Grappling with the growth of scientific data
It’s no surprise to readers of Scientific Computing World that scientific data is increasing exponentially. And ever-advancing storage technology is making it easier and cheaper than ever to store all this data (vendors will soon be shipping 840TB in a single 4U enclosure). So what’s missing? How about: how to keep track of all that data? How to find what you are looking for in these multi-petabyte ‘haystacks’? How to share selected data with your colleagues for collaborative research, and then make it available to support the mandate that published results must be reproducible? How to ensure the consistency and trustworthiness of scientific data, selective access, provenance, curation and availability in the future? How to find data that was created years or decades ago but is needed now? And how to identify and remove data that’s no longer needed, to avoid accumulating useless ‘data junkyards’?

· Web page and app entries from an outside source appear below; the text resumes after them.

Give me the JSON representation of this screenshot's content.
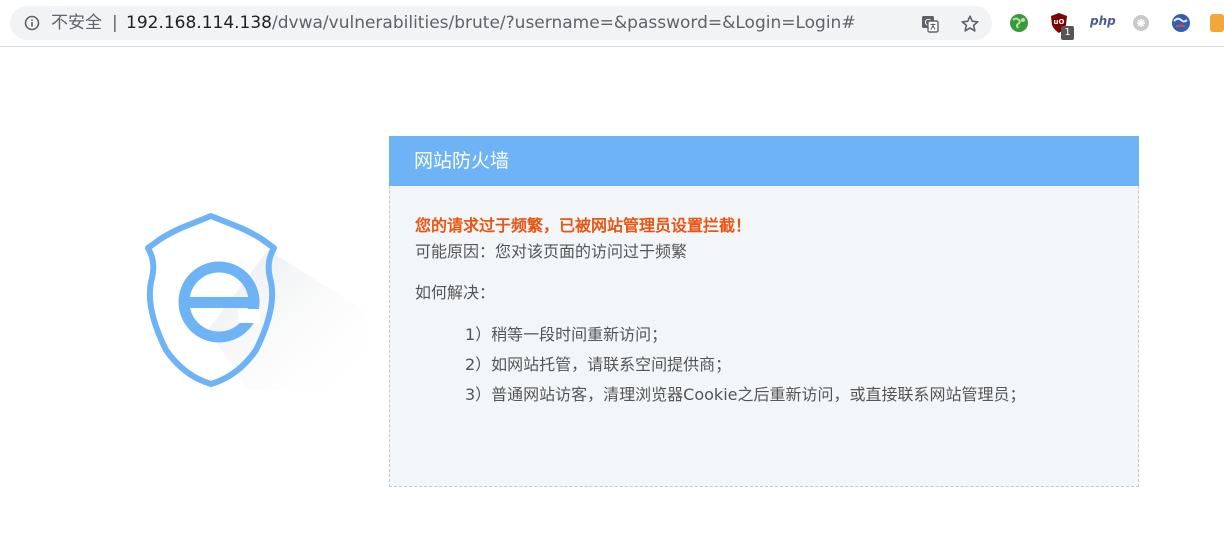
{
  "browser": {
    "security_label": "不安全",
    "separator": "|",
    "url_host": "192.168.114.138",
    "url_path": "/dvwa/vulnerabilities/brute/?username=&password=&Login=Login#",
    "icons": [
      "info-icon",
      "translate-icon",
      "bookmark-star-icon"
    ],
    "extensions": [
      {
        "name": "globe-extension-icon",
        "color": "#3a9a3a"
      },
      {
        "name": "ublock-extension-icon",
        "color": "#800000",
        "badge": "1"
      },
      {
        "name": "php-extension-icon",
        "label": "php",
        "color": "#4f5b93"
      },
      {
        "name": "puzzle-extension-icon",
        "color": "#b0b0b0"
      },
      {
        "name": "world-extension-icon",
        "color": "#2f5fb3"
      }
    ]
  },
  "firewall": {
    "header": "网站防火墙",
    "alert": "您的请求过于频繁，已被网站管理员设置拦截！",
    "reason": "可能原因：您对该页面的访问过于频繁",
    "howto": "如何解决：",
    "steps": [
      "1）稍等一段时间重新访问；",
      "2）如网站托管，请联系空间提供商；",
      "3）普通网站访客，清理浏览器Cookie之后重新访问，或直接联系网站管理员；"
    ],
    "logo_icon": "shield-e-logo-icon",
    "colors": {
      "header_bg": "#6db3f5",
      "alert": "#ea5514",
      "panel_bg": "#f3f6f9",
      "logo": "#6db3f5"
    }
  }
}
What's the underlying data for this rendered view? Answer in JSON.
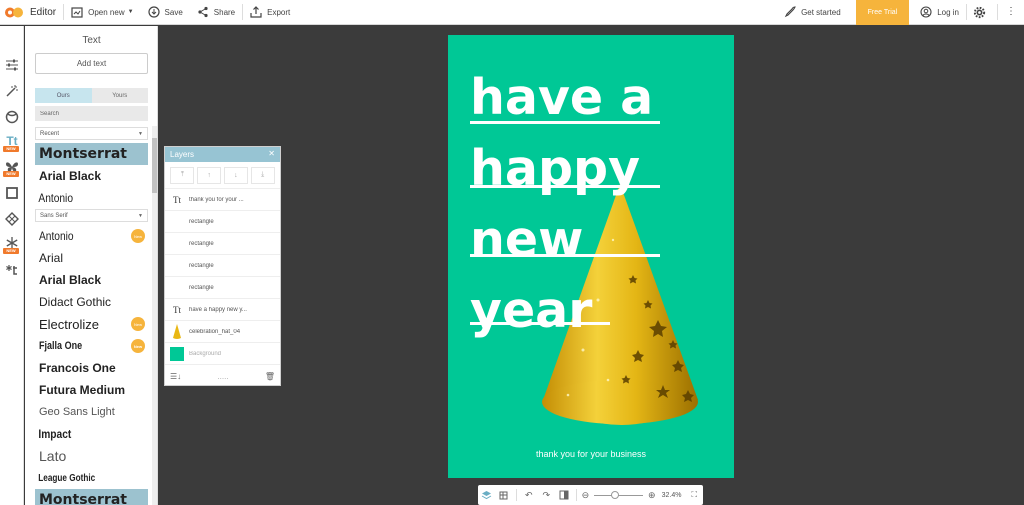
{
  "topbar": {
    "app_title": "Editor",
    "open_new": "Open new",
    "save": "Save",
    "share": "Share",
    "export": "Export",
    "get_started": "Get started",
    "free_trial": "Free Trial",
    "log_in": "Log in"
  },
  "rail": {
    "new_badge": "NEW"
  },
  "text_panel": {
    "title": "Text",
    "add_text": "Add text",
    "tabs": [
      "Ours",
      "Yours"
    ],
    "search_placeholder": "Search",
    "dropdown_recent": "Recent",
    "dropdown_sans_serif": "Sans Serif",
    "new_badge": "New",
    "fonts": [
      "Montserrat",
      "Arial Black",
      "Antonio",
      "Antonio",
      "Arial",
      "Arial Black",
      "Didact Gothic",
      "Electrolize",
      "Fjalla One",
      "Francois One",
      "Futura Medium",
      "Geo Sans Light",
      "Impact",
      "Lato",
      "League Gothic",
      "Montserrat"
    ]
  },
  "layers": {
    "title": "Layers",
    "rows": [
      "thank you for your ...",
      "rectangle",
      "rectangle",
      "rectangle",
      "rectangle",
      "have a happy new y...",
      "celebration_hat_04",
      "Background"
    ],
    "thumb_text": "Tt",
    "dots": "....."
  },
  "canvas": {
    "lines": [
      "have a",
      "happy",
      "new",
      "year"
    ],
    "footer": "thank you for your business",
    "background_color": "#00c896"
  },
  "bottombar": {
    "zoom": "32.4%"
  },
  "colors": {
    "accent": "#97c4d3",
    "free_trial": "#f6b43c",
    "canvas_green": "#00c896"
  }
}
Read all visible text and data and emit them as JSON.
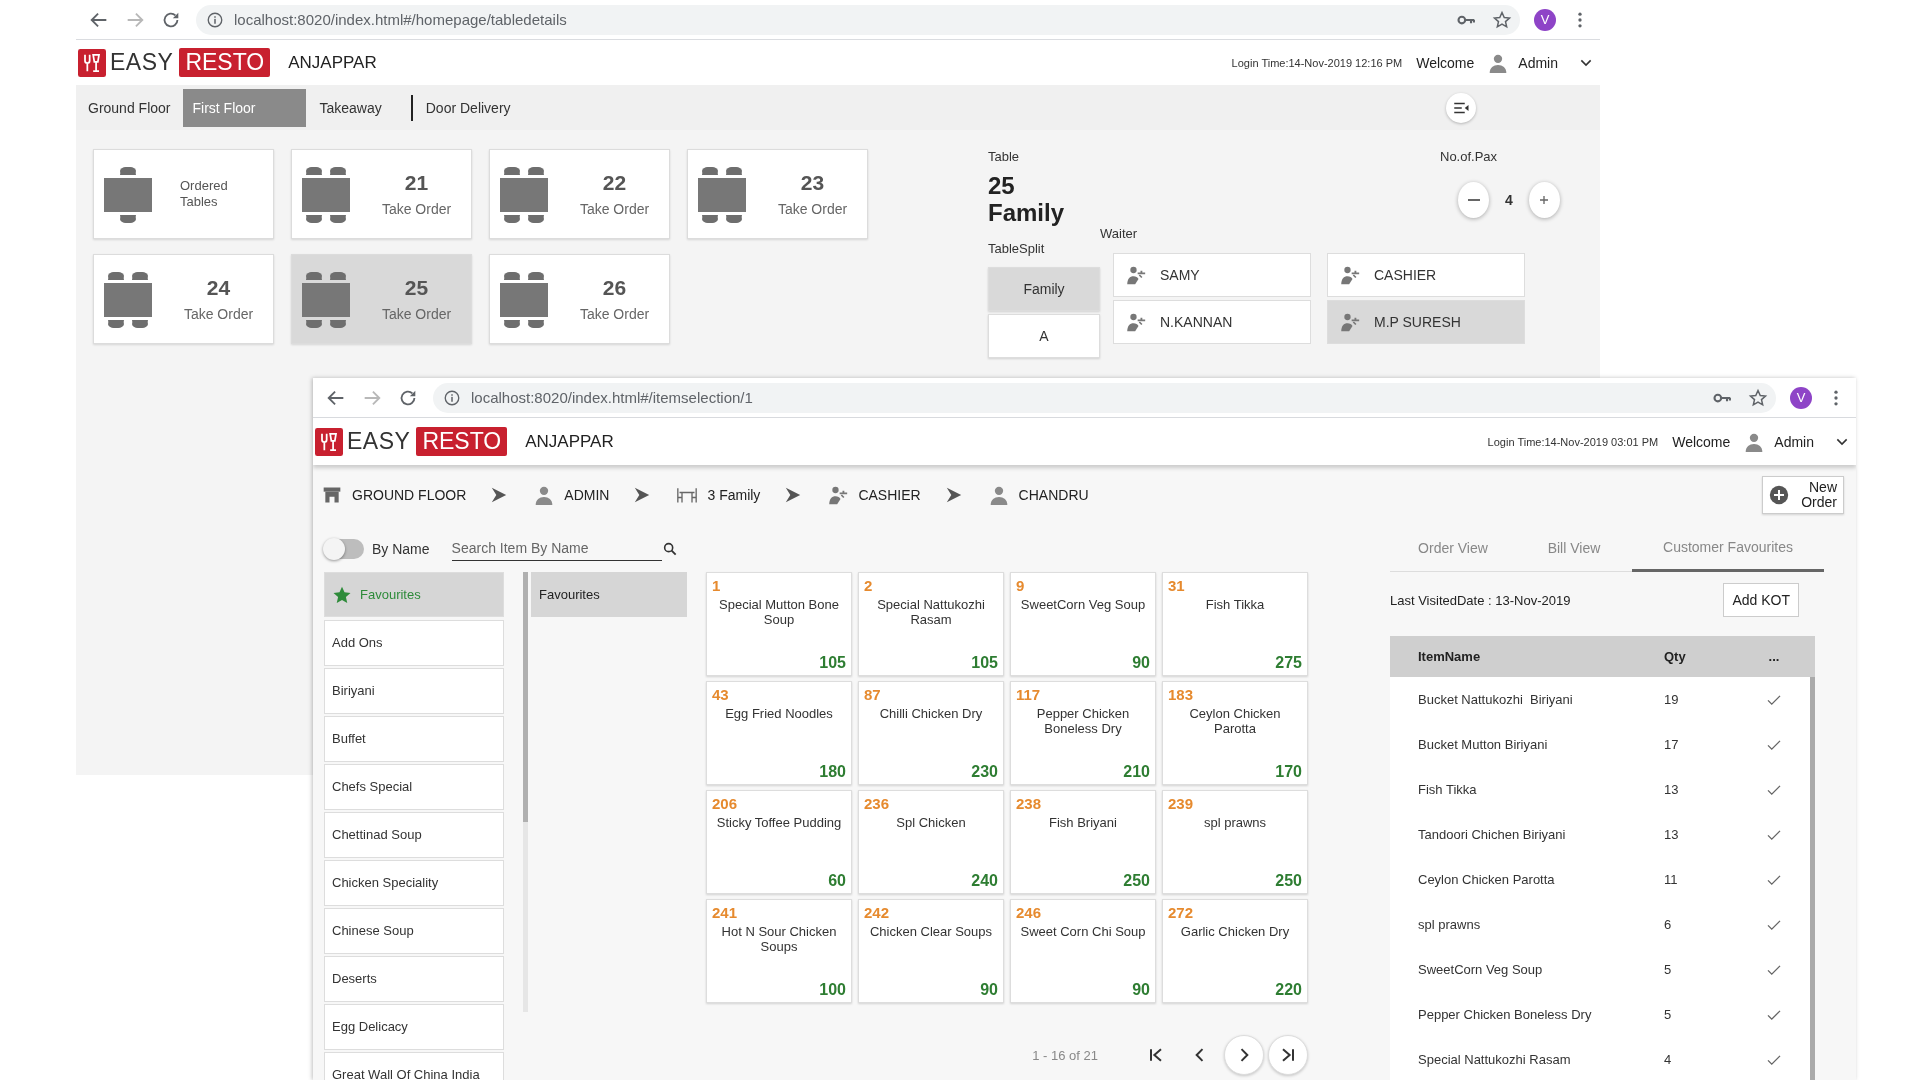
{
  "table_window": {
    "browser": {
      "url": "localhost:8020/index.html#/homepage/tabledetails",
      "profile": "V"
    },
    "header": {
      "logo_left": "EASY",
      "logo_right": "RESTO",
      "restaurant": "ANJAPPAR",
      "login": "Login Time:14-Nov-2019 12:16 PM",
      "welcome": "Welcome",
      "user": "Admin"
    },
    "floor_tabs": [
      {
        "label": "Ground Floor",
        "selected": false
      },
      {
        "label": "First Floor",
        "selected": true
      },
      {
        "label": "Takeaway",
        "selected": false
      },
      {
        "label": "Door Delivery",
        "selected": false
      }
    ],
    "tables": [
      {
        "kind": "legend",
        "label": "Ordered Tables"
      },
      {
        "kind": "table",
        "number": "21",
        "label": "Take Order",
        "selected": false
      },
      {
        "kind": "table",
        "number": "22",
        "label": "Take Order",
        "selected": false
      },
      {
        "kind": "table",
        "number": "23",
        "label": "Take Order",
        "selected": false
      },
      {
        "kind": "table",
        "number": "24",
        "label": "Take Order",
        "selected": false
      },
      {
        "kind": "table",
        "number": "25",
        "label": "Take Order",
        "selected": true
      },
      {
        "kind": "table",
        "number": "26",
        "label": "Take Order",
        "selected": false
      }
    ],
    "table_info": {
      "label": "Table",
      "name": "25 Family",
      "pax_label": "No.of.Pax",
      "pax": "4",
      "split_label": "TableSplit",
      "splits": [
        {
          "label": "Family",
          "selected": true
        },
        {
          "label": "A",
          "selected": false
        }
      ],
      "waiter_label": "Waiter",
      "waiters": [
        {
          "name": "SAMY",
          "selected": false
        },
        {
          "name": "CASHIER",
          "selected": false
        },
        {
          "name": "N.KANNAN",
          "selected": false
        },
        {
          "name": "M.P SURESH",
          "selected": true
        }
      ]
    }
  },
  "item_window": {
    "browser": {
      "url": "localhost:8020/index.html#/itemselection/1",
      "profile": "V"
    },
    "header": {
      "logo_left": "EASY",
      "logo_right": "RESTO",
      "restaurant": "ANJAPPAR",
      "login": "Login Time:14-Nov-2019 03:01 PM",
      "welcome": "Welcome",
      "user": "Admin"
    },
    "breadcrumb": [
      {
        "kind": "floor",
        "label": "GROUND FLOOR"
      },
      {
        "kind": "user",
        "label": "ADMIN"
      },
      {
        "kind": "table",
        "label": "3 Family"
      },
      {
        "kind": "waiter",
        "label": "CASHIER"
      },
      {
        "kind": "customer",
        "label": "CHANDRU"
      }
    ],
    "new_order": "New Order",
    "toggle": {
      "label": "By Name",
      "on": false
    },
    "search": {
      "placeholder": "Search Item By Name"
    },
    "categories": [
      {
        "kind": "favourite",
        "label": "Favourites",
        "selected": true
      },
      {
        "kind": "category",
        "label": "Add Ons",
        "selected": false
      },
      {
        "kind": "category",
        "label": "Biriyani",
        "selected": false
      },
      {
        "kind": "category",
        "label": "Buffet",
        "selected": false
      },
      {
        "kind": "category",
        "label": "Chefs Special",
        "selected": false
      },
      {
        "kind": "category",
        "label": "Chettinad Soup",
        "selected": false
      },
      {
        "kind": "category",
        "label": "Chicken Speciality",
        "selected": false
      },
      {
        "kind": "category",
        "label": "Chinese Soup",
        "selected": false
      },
      {
        "kind": "category",
        "label": "Deserts",
        "selected": false
      },
      {
        "kind": "category",
        "label": "Egg Delicacy",
        "selected": false
      },
      {
        "kind": "category",
        "label": "Great Wall Of China India",
        "selected": false
      }
    ],
    "subcategories": [
      {
        "label": "Favourites",
        "selected": true
      }
    ],
    "items": [
      {
        "code": "1",
        "name": "Special Mutton Bone Soup",
        "price": "105"
      },
      {
        "code": "2",
        "name": "Special Nattukozhi Rasam",
        "price": "105"
      },
      {
        "code": "9",
        "name": "SweetCorn Veg Soup",
        "price": "90"
      },
      {
        "code": "31",
        "name": "Fish Tikka",
        "price": "275"
      },
      {
        "code": "43",
        "name": "Egg Fried Noodles",
        "price": "180"
      },
      {
        "code": "87",
        "name": "Chilli Chicken Dry",
        "price": "230"
      },
      {
        "code": "117",
        "name": "Pepper Chicken Boneless Dry",
        "price": "210"
      },
      {
        "code": "183",
        "name": "Ceylon Chicken Parotta",
        "price": "170"
      },
      {
        "code": "206",
        "name": "Sticky Toffee Pudding",
        "price": "60"
      },
      {
        "code": "236",
        "name": "Spl Chicken",
        "price": "240"
      },
      {
        "code": "238",
        "name": "Fish Briyani",
        "price": "250"
      },
      {
        "code": "239",
        "name": "spl prawns",
        "price": "250"
      },
      {
        "code": "241",
        "name": "Hot N Sour Chicken Soups",
        "price": "100"
      },
      {
        "code": "242",
        "name": "Chicken Clear Soups",
        "price": "90"
      },
      {
        "code": "246",
        "name": "Sweet Corn Chi Soup",
        "price": "90"
      },
      {
        "code": "272",
        "name": "Garlic Chicken Dry",
        "price": "220"
      }
    ],
    "pagination": "1 - 16 of 21",
    "view_tabs": [
      {
        "label": "Order View",
        "selected": false
      },
      {
        "label": "Bill View",
        "selected": false
      },
      {
        "label": "Customer Favourites",
        "selected": true
      }
    ],
    "last_visited": "Last VisitedDate : 13-Nov-2019",
    "add_kot": "Add KOT",
    "favourites": {
      "columns": [
        "ItemName",
        "Qty",
        "..."
      ],
      "rows": [
        {
          "name": "Bucket Nattukozhi  Biriyani",
          "qty": "19"
        },
        {
          "name": "Bucket Mutton Biriyani",
          "qty": "17"
        },
        {
          "name": "Fish Tikka",
          "qty": "13"
        },
        {
          "name": "Tandoori Chichen Biriyani",
          "qty": "13"
        },
        {
          "name": "Ceylon Chicken Parotta",
          "qty": "11"
        },
        {
          "name": "spl prawns",
          "qty": "6"
        },
        {
          "name": "SweetCorn Veg Soup",
          "qty": "5"
        },
        {
          "name": "Pepper Chicken Boneless Dry",
          "qty": "5"
        },
        {
          "name": "Special Nattukozhi Rasam",
          "qty": "4"
        }
      ]
    }
  }
}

Metadata is the key
The solution has been around for decades: it’s metadata. Metadata, or data about data, lets scientists find the valuable data they are looking for. Metadata especially helps find value in data that’s been created by others, no matter when or where. Without rich metadata, scientists increasingly risk spending their time just looking for data, or worse, losing it – instead of exploiting that data for analysis and discovery.
Physicists are the high priests of metadata, and astronomers their first disciples
In addition to inventing the World Wide Web to support its amazing work, big science physics pioneered the use of metadata to manage the moving, processing, sharing, tracking and storing of massive amounts of data among global collaborators. Physicists have been using metadata to manage really big data for decades, developing their own bespoke metadata and data management tools with each new project. Cern actually developed three separate metadata systems to manage the two storage systems used in their ground-breaking LHC work that famously captured 1PB of detector data per second in search of the elusive Higgs boson.
So when NASA needed to keep track of all the data coming from the Hubble Space Telescope, it consulted the physicists at the Stanford Linear Accelerator (SLAC) BaBar experiment, and applied their metadata-based techniques to astronomy. Data collected from Hubble over the decades is meticulously annotated with rich metadata so future generations of scientists, armed with more powerful tools, can discover things we can’t today. In fact, because of rich metadata, more research papers are being published on decades-old archived Hubble data than on current observations.
General solutions to managing metadata
So what if your organisation isn’t part of a multi-billion dollar, multinational big science project with the resources to build a custom system for managing metadata? Good news, there are a couple of broadly available and generally applicable metadata-oriented data management systems already used by hundreds of scientific organisations: iRODS and Nirvana. These ‘twin brothers from different mothers’ were both invented by Dr Reagan Moore (a physicist of course!), formerly with General Atomics and the San Diego Supercomputing Center, and now with the Data Intensive Cyber Environments (DICE) research group at the University of North Carolina. iRODS is the Integrated Rule-Oriented Data System, an open source project developed by DICE. Reagan Moore discussed the system in his article ‘How can we manage exabytes of distributed data?’ on the Scientific Computing World website in March 2014.
Nirvana is a commercial product developed by the General Atomics Energy and Advanced Concepts group in San Diego, from a joint effort with the San Diego Supercomputing Center’s Storage Resource Broker (SRB).
(‘Taking action on big data’ is a recurrent theme for North Carolina, as Stan Ahalt, director of the Renaissance Computing Institute (RENCI), professor of computer science at UNC-Chapel Hill, and chair of the steering committee for the National Consortium for Data Science (NCDS), discusses in his article on these pages.
How they work
These systems have agents that can mount pretty much any number and kind of file or object-based storage system, and then ‘decorate’ their files with rich metadata that is entered into a catalogue that sits on a standard relational database such as Postrgres or Oracle. GUI or command-line interfaces are used for querying and accessing the data. Data can then be discovered and accessed through an object’s detailed attributes such as creation date, size, and frequency of access, author, keywords, project, study, data source, and more. All this data can reside on very different, incompatible platforms crossing multiple administrative domains, but now tied together under a single searchable global name space. Several processes run in the background of this federation that move data from one location to another, based on policies or events, to coordinate scientific workflows and data protection like the systems at Cern. These systems can also generate audit trails, track and ensure data provenance and data reproducibility, and control data access – exactly what’s needed to manage and protect scientific data.
Metadata is the future of scientific data management
Scientific big data, and the metadata-based techniques that manage it, are no longer the reserve of big science. Increased sensor resolution from more and more sequencers, cameras, microscopes, scanners and instruments of all types are driving a deluge in data across all science. Fortunately, robust tools are readily available for effectively managing all this data. Now it’s up to you to use them!
About the author
Bob Murphy is big data programme manager at General Atomics